One of the potential upgrades that we had in mind for Rode Trip was an Automatic Identification System (AIS). AIS is a relatively new system that the Coast Guard requires for commercial traffic. It integrates a ship's GPS and VHF radio and transmits their name, position, direction of travel and current speed. The system also allows the ships to see other ships that are transmitting, hopefully preventing tanker/freighter collisions. These systems are really slick but come with a rather hefty price tag, both in initial cost and power consumption. To buy a full AIS system would have cost a minimum of $800. Many recreational boats buy a unit that can receive the commercial traffic signals, but doesn't transmit. We had our eye on one of these that would integrate with our laptop, which came in at a more manageable $300.
A couple of weeks ago for some reason I was thinking about a conversation that I had a couple of years ago with my friend Paul about software defined radios. I remember that he had been looking into these nifty little devices and receiving radio stations on his computer. A brainstorm hit me, the VHF signals are being broadcast by the big ships, I wonder if I could use a software defined radio to receive the signals. A quick search on the internet showed me that I wasn't the first one to think of this clever idea. In fact there is an entire blog dedicated to software defined radios with a very detailed post on building an software defined radio - AIS

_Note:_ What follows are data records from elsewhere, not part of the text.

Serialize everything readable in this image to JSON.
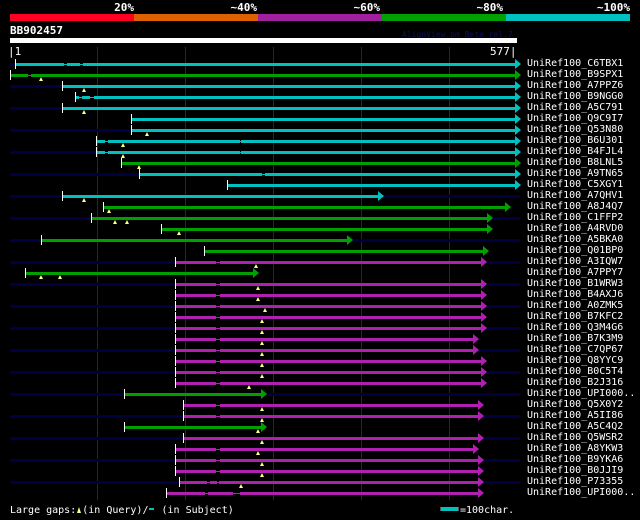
{
  "identity_scale": [
    {
      "label": "20%",
      "color": "#ff0022"
    },
    {
      "label": "~40%",
      "color": "#e06000"
    },
    {
      "label": "~60%",
      "color": "#a020a0"
    },
    {
      "label": "~80%",
      "color": "#00a000"
    },
    {
      "label": "~100%",
      "color": "#00c0c0"
    }
  ],
  "query": {
    "name": "BB902457",
    "start_label": "|1",
    "end_label": "577|",
    "length": 577
  },
  "version_text": "AlignView.pm Beta rel.7",
  "grid_every": 100,
  "hits": [
    {
      "label": "UniRef100_C6TBX1",
      "start": 7,
      "end": 575,
      "cls": 4,
      "qgaps": [],
      "sgaps": [
        [
          62,
          66
        ],
        [
          80,
          84
        ]
      ]
    },
    {
      "label": "UniRef100_B9SPX1",
      "start": 1,
      "end": 575,
      "cls": 3,
      "qgaps": [
        36
      ],
      "sgaps": [
        [
          22,
          25
        ]
      ]
    },
    {
      "label": "UniRef100_A7PPZ6",
      "start": 60,
      "end": 575,
      "cls": 4,
      "qgaps": [
        85
      ],
      "sgaps": []
    },
    {
      "label": "UniRef100_B9NGG0",
      "start": 75,
      "end": 575,
      "cls": 4,
      "qgaps": [],
      "sgaps": [
        [
          79,
          83
        ],
        [
          92,
          96
        ]
      ]
    },
    {
      "label": "UniRef100_A5C791",
      "start": 60,
      "end": 575,
      "cls": 4,
      "qgaps": [
        85
      ],
      "sgaps": []
    },
    {
      "label": "UniRef100_Q9C9I7",
      "start": 139,
      "end": 575,
      "cls": 4,
      "qgaps": [],
      "sgaps": []
    },
    {
      "label": "UniRef100_Q53N80",
      "start": 139,
      "end": 575,
      "cls": 4,
      "qgaps": [
        157
      ],
      "sgaps": []
    },
    {
      "label": "UniRef100_B6U301",
      "start": 99,
      "end": 575,
      "cls": 4,
      "qgaps": [
        129
      ],
      "sgaps": [
        [
          109,
          112
        ],
        [
          262,
          264
        ]
      ]
    },
    {
      "label": "UniRef100_B4FJL4",
      "start": 99,
      "end": 575,
      "cls": 4,
      "qgaps": [
        129
      ],
      "sgaps": [
        [
          109,
          112
        ],
        [
          262,
          264
        ]
      ]
    },
    {
      "label": "UniRef100_B8LNL5",
      "start": 127,
      "end": 575,
      "cls": 3,
      "qgaps": [
        147
      ],
      "sgaps": []
    },
    {
      "label": "UniRef100_A9TN65",
      "start": 148,
      "end": 575,
      "cls": 4,
      "qgaps": [],
      "sgaps": [
        [
          287,
          291
        ]
      ]
    },
    {
      "label": "UniRef100_C5XGY1",
      "start": 247,
      "end": 575,
      "cls": 4,
      "qgaps": [],
      "sgaps": []
    },
    {
      "label": "UniRef100_A7QHV1",
      "start": 60,
      "end": 419,
      "cls": 4,
      "qgaps": [
        85
      ],
      "sgaps": []
    },
    {
      "label": "UniRef100_A8J4Q7",
      "start": 107,
      "end": 563,
      "cls": 3,
      "qgaps": [
        113
      ],
      "sgaps": []
    },
    {
      "label": "UniRef100_C1FFP2",
      "start": 93,
      "end": 543,
      "cls": 3,
      "qgaps": [
        120,
        134
      ],
      "sgaps": []
    },
    {
      "label": "UniRef100_A4RVD0",
      "start": 172,
      "end": 543,
      "cls": 3,
      "qgaps": [
        193
      ],
      "sgaps": []
    },
    {
      "label": "UniRef100_A5BKA0",
      "start": 36,
      "end": 384,
      "cls": 3,
      "qgaps": [],
      "sgaps": []
    },
    {
      "label": "UniRef100_Q01BP0",
      "start": 221,
      "end": 538,
      "cls": 3,
      "qgaps": [],
      "sgaps": []
    },
    {
      "label": "UniRef100_A3IQW7",
      "start": 189,
      "end": 536,
      "cls": 2,
      "qgaps": [
        281
      ],
      "sgaps": [
        [
          235,
          240
        ]
      ]
    },
    {
      "label": "UniRef100_A7PPY7",
      "start": 18,
      "end": 277,
      "cls": 3,
      "qgaps": [
        36,
        58
      ],
      "sgaps": []
    },
    {
      "label": "UniRef100_B1WRW3",
      "start": 189,
      "end": 536,
      "cls": 2,
      "qgaps": [
        283
      ],
      "sgaps": [
        [
          235,
          240
        ]
      ]
    },
    {
      "label": "UniRef100_B4AXJ6",
      "start": 189,
      "end": 536,
      "cls": 2,
      "qgaps": [
        283
      ],
      "sgaps": [
        [
          235,
          240
        ]
      ]
    },
    {
      "label": "UniRef100_A0ZMK5",
      "start": 189,
      "end": 536,
      "cls": 2,
      "qgaps": [
        291
      ],
      "sgaps": [
        [
          235,
          240
        ]
      ]
    },
    {
      "label": "UniRef100_B7KFC2",
      "start": 189,
      "end": 536,
      "cls": 2,
      "qgaps": [
        287
      ],
      "sgaps": [
        [
          235,
          240
        ]
      ]
    },
    {
      "label": "UniRef100_Q3M4G6",
      "start": 189,
      "end": 536,
      "cls": 2,
      "qgaps": [
        287
      ],
      "sgaps": [
        [
          235,
          240
        ]
      ]
    },
    {
      "label": "UniRef100_B7K3M9",
      "start": 189,
      "end": 527,
      "cls": 2,
      "qgaps": [
        287
      ],
      "sgaps": [
        [
          235,
          240
        ]
      ]
    },
    {
      "label": "UniRef100_C7QP67",
      "start": 189,
      "end": 527,
      "cls": 2,
      "qgaps": [
        287
      ],
      "sgaps": [
        [
          235,
          240
        ]
      ]
    },
    {
      "label": "UniRef100_Q8YYC9",
      "start": 189,
      "end": 536,
      "cls": 2,
      "qgaps": [
        287
      ],
      "sgaps": [
        [
          235,
          240
        ]
      ]
    },
    {
      "label": "UniRef100_B0C5T4",
      "start": 189,
      "end": 536,
      "cls": 2,
      "qgaps": [
        287
      ],
      "sgaps": [
        [
          235,
          240
        ]
      ]
    },
    {
      "label": "UniRef100_B2J316",
      "start": 189,
      "end": 536,
      "cls": 2,
      "qgaps": [
        272
      ],
      "sgaps": [
        [
          235,
          240
        ]
      ]
    },
    {
      "label": "UniRef100_UPI000..",
      "start": 130,
      "end": 286,
      "cls": 3,
      "qgaps": [],
      "sgaps": []
    },
    {
      "label": "UniRef100_Q5X0Y2",
      "start": 198,
      "end": 533,
      "cls": 2,
      "qgaps": [
        287
      ],
      "sgaps": [
        [
          235,
          240
        ]
      ]
    },
    {
      "label": "UniRef100_A5II86",
      "start": 198,
      "end": 533,
      "cls": 2,
      "qgaps": [
        287
      ],
      "sgaps": [
        [
          235,
          240
        ]
      ]
    },
    {
      "label": "UniRef100_A5C4Q2",
      "start": 130,
      "end": 286,
      "cls": 3,
      "qgaps": [
        283
      ],
      "sgaps": []
    },
    {
      "label": "UniRef100_Q5WSR2",
      "start": 198,
      "end": 533,
      "cls": 2,
      "qgaps": [
        287
      ],
      "sgaps": []
    },
    {
      "label": "UniRef100_A8YKW3",
      "start": 189,
      "end": 527,
      "cls": 2,
      "qgaps": [
        283
      ],
      "sgaps": [
        [
          235,
          240
        ]
      ]
    },
    {
      "label": "UniRef100_B9YKA6",
      "start": 189,
      "end": 533,
      "cls": 2,
      "qgaps": [
        287
      ],
      "sgaps": [
        [
          235,
          240
        ]
      ]
    },
    {
      "label": "UniRef100_B0JJI9",
      "start": 189,
      "end": 533,
      "cls": 2,
      "qgaps": [
        287
      ],
      "sgaps": [
        [
          235,
          240
        ]
      ]
    },
    {
      "label": "UniRef100_P73355",
      "start": 193,
      "end": 533,
      "cls": 2,
      "qgaps": [
        263
      ],
      "sgaps": [
        [
          225,
          228
        ],
        [
          236,
          238
        ]
      ]
    },
    {
      "label": "UniRef100_UPI000..",
      "start": 178,
      "end": 533,
      "cls": 2,
      "qgaps": [],
      "sgaps": [
        [
          222,
          226
        ],
        [
          254,
          262
        ]
      ]
    }
  ],
  "legend": {
    "large_gaps": "Large gaps:",
    "in_query": "(in Query)/",
    "in_subject": " (in Subject)",
    "scale": "=100char."
  }
}
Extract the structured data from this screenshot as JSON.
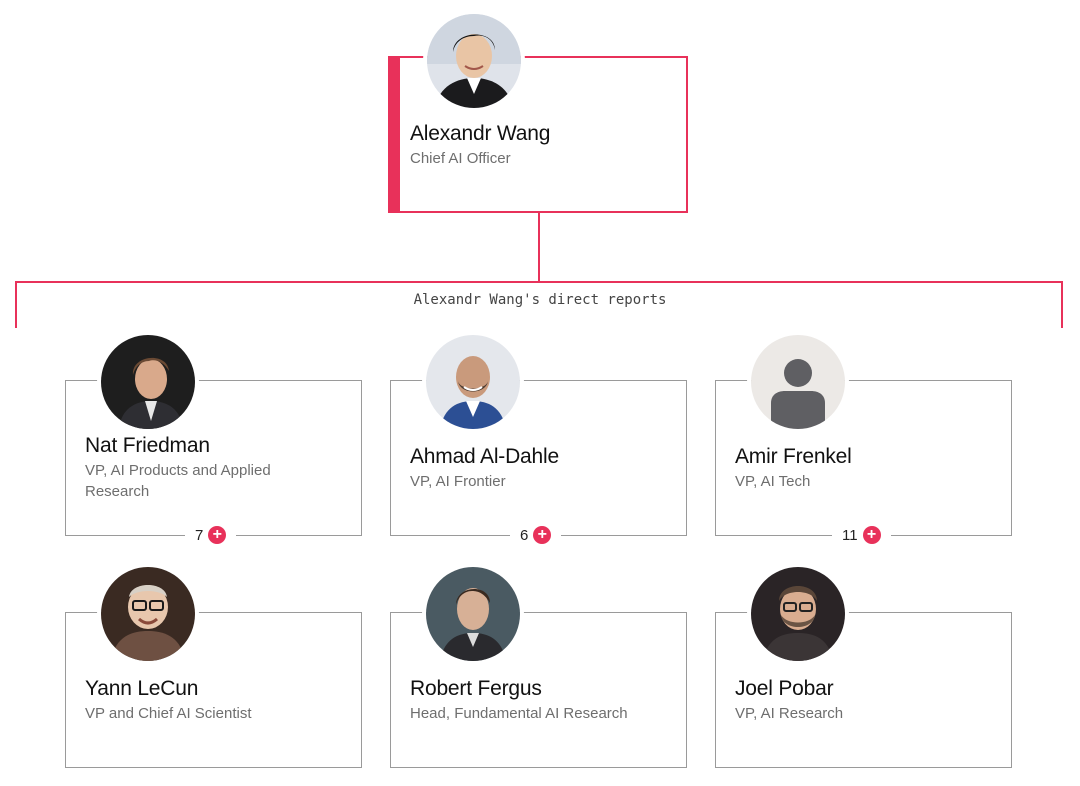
{
  "accent_color": "#e8315a",
  "root": {
    "name": "Alexandr Wang",
    "title": "Chief AI Officer",
    "avatar_icon": "person-photo-icon"
  },
  "reports_caption": "Alexandr Wang's direct reports",
  "reports": [
    {
      "name": "Nat Friedman",
      "title": "VP, AI Products and Applied Research",
      "count": "7",
      "avatar_icon": "person-photo-icon"
    },
    {
      "name": "Ahmad Al-Dahle",
      "title": "VP, AI Frontier",
      "count": "6",
      "avatar_icon": "person-photo-icon"
    },
    {
      "name": "Amir Frenkel",
      "title": "VP, AI Tech",
      "count": "11",
      "avatar_icon": "default-user-icon"
    },
    {
      "name": "Yann LeCun",
      "title": "VP and Chief AI Scientist",
      "avatar_icon": "person-photo-icon"
    },
    {
      "name": "Robert Fergus",
      "title": "Head, Fundamental AI Research",
      "avatar_icon": "person-photo-icon"
    },
    {
      "name": "Joel Pobar",
      "title": "VP, AI Research",
      "avatar_icon": "person-photo-icon"
    }
  ]
}
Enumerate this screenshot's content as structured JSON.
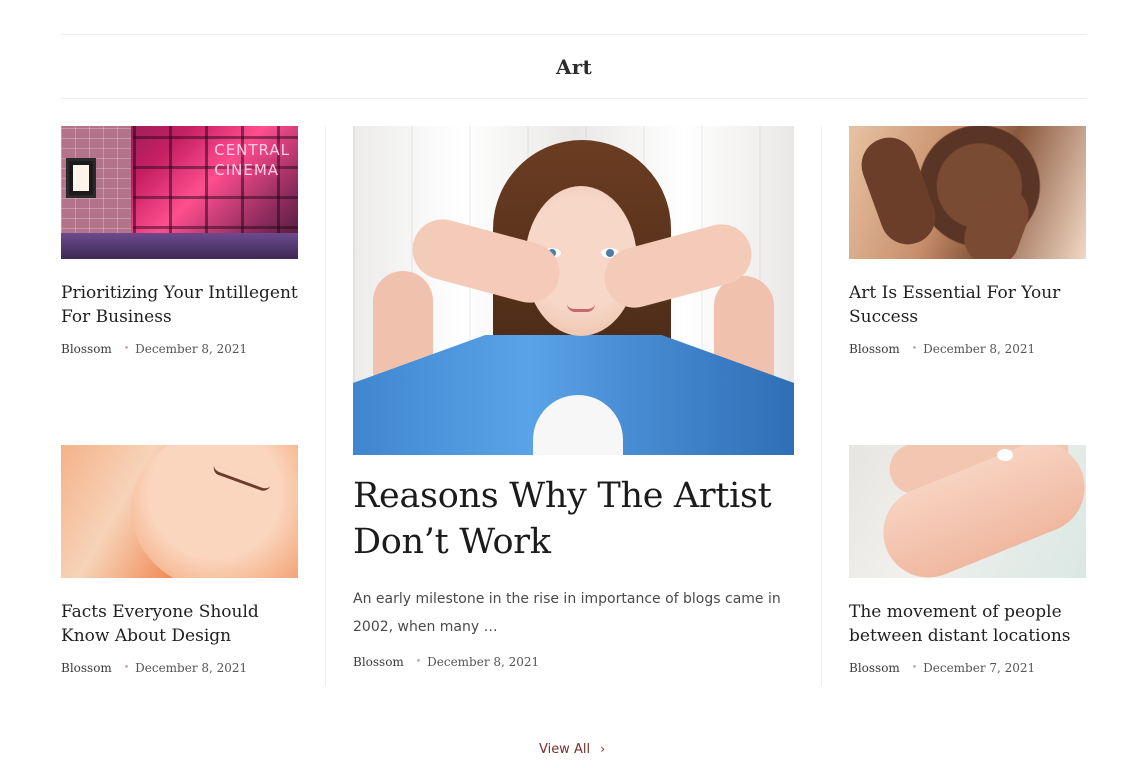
{
  "section": {
    "title": "Art"
  },
  "cards": [
    {
      "title": "Prioritizing Your Intillegent For Business",
      "author": "Blossom",
      "date": "December 8, 2021",
      "sign": "CENTRAL\nCINEMA"
    },
    {
      "title": "Art Is Essential For Your Success",
      "author": "Blossom",
      "date": "December 8, 2021"
    },
    {
      "title": "Facts Everyone Should Know About Design",
      "author": "Blossom",
      "date": "December 8, 2021"
    },
    {
      "title": "The movement of people between distant locations",
      "author": "Blossom",
      "date": "December 7, 2021"
    }
  ],
  "featured": {
    "title": "Reasons Why The Artist Don’t Work",
    "excerpt": "An early milestone in the rise in importance of blogs came in 2002, when many …",
    "author": "Blossom",
    "date": "December 8, 2021"
  },
  "view_all": {
    "label": "View All",
    "icon": "chevron-right-icon"
  },
  "colors": {
    "accent": "#7a2f2a",
    "divider": "#ededed",
    "meta_dot": "#b7a19a"
  }
}
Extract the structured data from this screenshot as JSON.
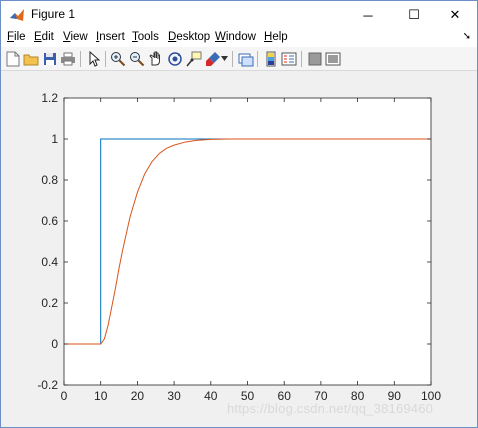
{
  "window": {
    "title": "Figure 1",
    "controls": {
      "minimize": "─",
      "maximize": "☐",
      "close": "✕"
    }
  },
  "menubar": {
    "items": [
      {
        "label": "File"
      },
      {
        "label": "Edit"
      },
      {
        "label": "View"
      },
      {
        "label": "Insert"
      },
      {
        "label": "Tools"
      },
      {
        "label": "Desktop"
      },
      {
        "label": "Window"
      },
      {
        "label": "Help"
      }
    ],
    "overflow_icon": "arrow-icon"
  },
  "toolbar": {
    "icons": [
      "new-figure-icon",
      "open-file-icon",
      "save-icon",
      "print-icon",
      "edit-plot-arrow-icon",
      "zoom-in-icon",
      "zoom-out-icon",
      "pan-hand-icon",
      "rotate-3d-icon",
      "data-cursor-icon",
      "brush-icon",
      "brush-dropdown-icon",
      "link-plot-icon",
      "insert-colorbar-icon",
      "insert-legend-icon",
      "hide-plot-tools-icon",
      "show-plot-tools-icon"
    ]
  },
  "chart_data": {
    "type": "line",
    "title": "",
    "xlabel": "",
    "ylabel": "",
    "xlim": [
      0,
      100
    ],
    "ylim": [
      -0.2,
      1.2
    ],
    "xticks": [
      0,
      10,
      20,
      30,
      40,
      50,
      60,
      70,
      80,
      90,
      100
    ],
    "yticks": [
      -0.2,
      0,
      0.2,
      0.4,
      0.6,
      0.8,
      1,
      1.2
    ],
    "xtick_labels": [
      "0",
      "10",
      "20",
      "30",
      "40",
      "50",
      "60",
      "70",
      "80",
      "90",
      "100"
    ],
    "ytick_labels": [
      "-0.2",
      "0",
      "0.2",
      "0.4",
      "0.6",
      "0.8",
      "1",
      "1.2"
    ],
    "grid": false,
    "legend": "none",
    "series": [
      {
        "color": "#0072bd",
        "x": [
          0,
          10,
          10,
          100
        ],
        "y": [
          0,
          0,
          1,
          1
        ]
      },
      {
        "color": "#d95319",
        "x": [
          0,
          10,
          11,
          12,
          13,
          14,
          15,
          16,
          17,
          18,
          19,
          20,
          22,
          24,
          26,
          28,
          30,
          33,
          36,
          40,
          45,
          50,
          60,
          80,
          100
        ],
        "y": [
          0,
          0,
          0.025,
          0.09,
          0.18,
          0.27,
          0.37,
          0.46,
          0.54,
          0.62,
          0.68,
          0.74,
          0.83,
          0.89,
          0.93,
          0.955,
          0.97,
          0.985,
          0.993,
          0.998,
          1,
          1,
          1,
          1,
          1
        ]
      }
    ]
  },
  "watermark": "https://blog.csdn.net/qq_38169460"
}
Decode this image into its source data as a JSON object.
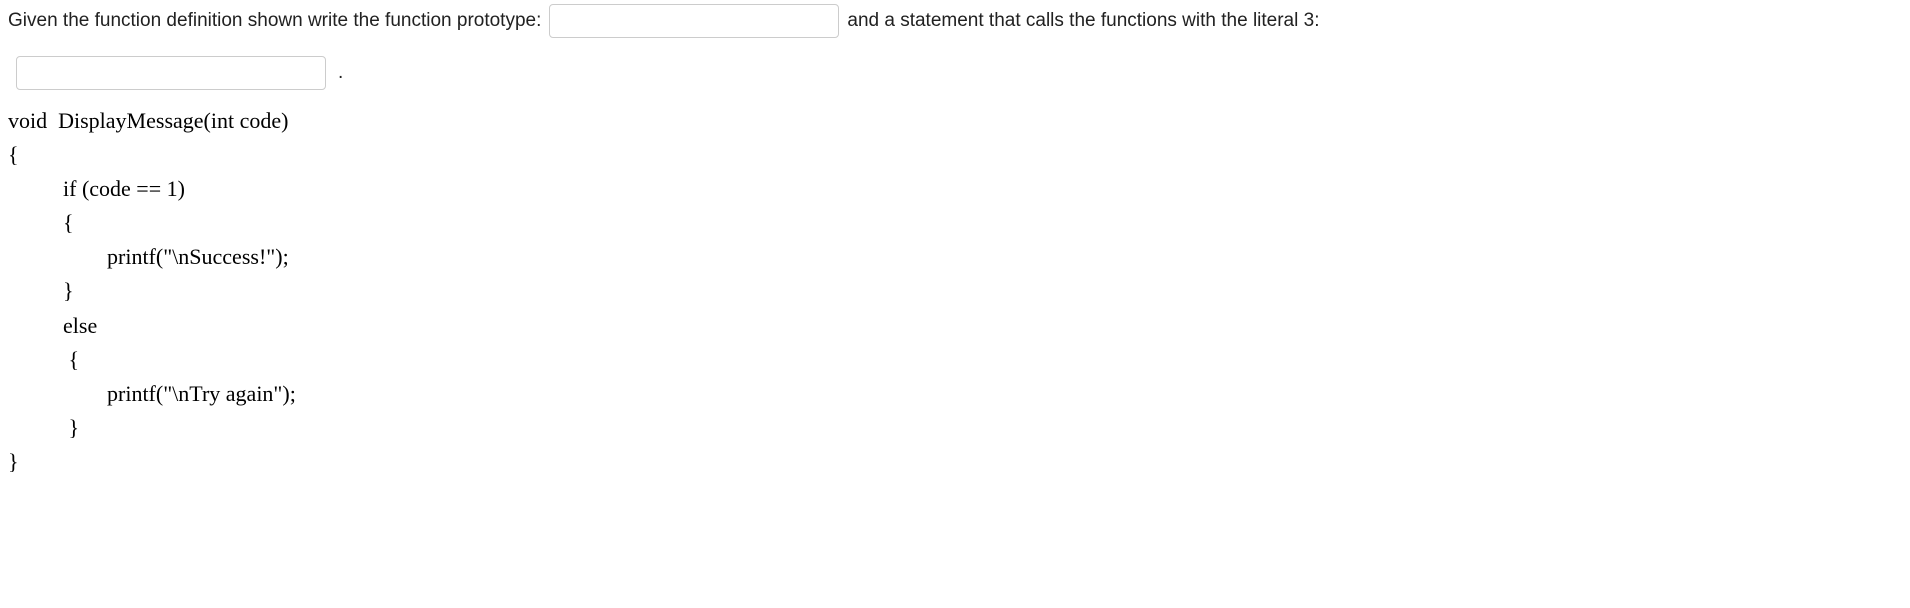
{
  "question": {
    "part1": "Given the function definition shown write the function prototype:",
    "part2": "and a statement that calls the functions with the literal 3:",
    "period": "."
  },
  "inputs": {
    "prototype_value": "",
    "call_value": ""
  },
  "code": {
    "line1": "void  DisplayMessage(int code)",
    "line2": "{",
    "line3": "          if (code == 1)",
    "line4": "          {",
    "line5": "                  printf(\"\\nSuccess!\");",
    "line6": "          }",
    "line7": "          else",
    "line8": "           {",
    "line9": "                  printf(\"\\nTry again\");",
    "line10": "           }",
    "line11": "}"
  }
}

. Even better it uses all freely available software.
There were only two pieces of hardware that I needed to purchase the SDR "dongle"
and an adapter
to connect it to our VHF antenna. I already had a PL-259 "T" fitting to allow the computer to share the mast top antenna with Rode Trip's VHF. The grand total for doing the project this way was $28!
After following the detailed instructions in the link above and connecting the VHF antenna to the laptop I had AIS targets on the laptop! You can see in this picture Rode Trip (the red boat) and two other ships (green triangles) that are at a nearby marina. In addition you can see the two ships names listed on the right side of the picture.
We are looking forward to using this on our future passages. It will be nice if we need to hail any commercial traffic to be able to hail them by name rather than by Lat/Lon coordinates.